At the top of the list of 2014 is human resources. The combination of common ESG themes and generic business themes signals steps towards integration, but does not imply integration per se…
Listed below are the top material topics identified and disclosed by the 24 Industry Group Leaders (2013-2014) of the Dow Jones Sustainability Index (DJSI). The list was compiled by examining their 2013 sustainability or integrated reports, listing the top material issues reported from the materiality determination process of each. This involved noting the top quadrant issues displayed in a Materiality Matrix, or the top material issues listed in cases where not a matrix but alternative graphic or listing was published. These are areas where both management and stakeholders agreed that the issues are highly significant.
Almost all (23) of the industry group leaders have used the GRI Guidelines in their reporting, whereas four “Annual Reviews” or “Integrated Reports” also refer to the IIRC. Furthermore, five of them also referred to using AA1000 in their materiality determination process. As far as generic social responsibility standards are concerned, noteworthy is the reference (membership) to the UN Global Compact by 20 industry leaders. These references influence the initial menu of subjects they start with in their process of identification and prioritization.
Of special interest looking at the top ten is not so much the suggestion that they are “the most important”, but rather the fact that they tend to be top material topics across all industry sectors. The umbrella headings used in the top ten brief listing below is expanded on in the full table (bar chart below), giving more indication of the terminology used by the industry leaders.
The top ten topics reported for 2013-2014 were:
- Human resources
- Product excellence
- Climate change
- Environmental stewardship
- Community impact
- Supply chains
- Labour (health & safety)
- Resource efficiency
- Improved access
The top ten signals that employees and customers (incl consumers), as well as suppliers and local communities are central. Furthermore, the trend towards integration in reporting is also reflected in the combination of known ESG themes such as climate change with generic business themes such as business growth and competitiveness. This combination – in the absence of for example linking non-financial and financial performance – does not by definition signal integration.
Debates on development and equity globally clearly have an impact, as can be seen in frequent reference to “Improved Access (to services in finance, health, information and communication technologies, electricity)”. Some less mentioned topics are inevitably specific to individual sectors of the 24 industry group leaders, for example responsible investment, responsible R&D and responsible gambling.
Varying preferences for specificity can be seen from the total of 35 topics reported, ranging from different dimensions of human resources (such as talent, attraction, retention, engagement) to a very generic “social responsibility”. The presentation by the 24 individual companies of the results of their materiality determination processes, for example in Materiality Matrix format, can be found below.
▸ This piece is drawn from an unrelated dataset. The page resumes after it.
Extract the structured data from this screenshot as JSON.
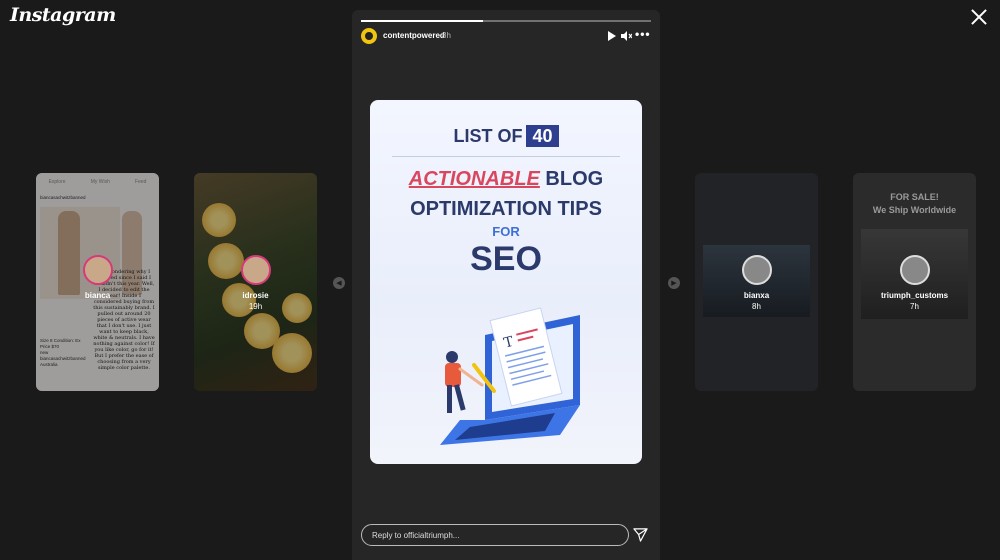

These are extracts (PDFs) from their reports. In as far as disclosed, indication of the process followed is also provided.
Table: 35 material topics reported by DJSI leaders (2014)
DJSI Industry Group Leaders 2013-2014:
(Click each for links to PDF extracts)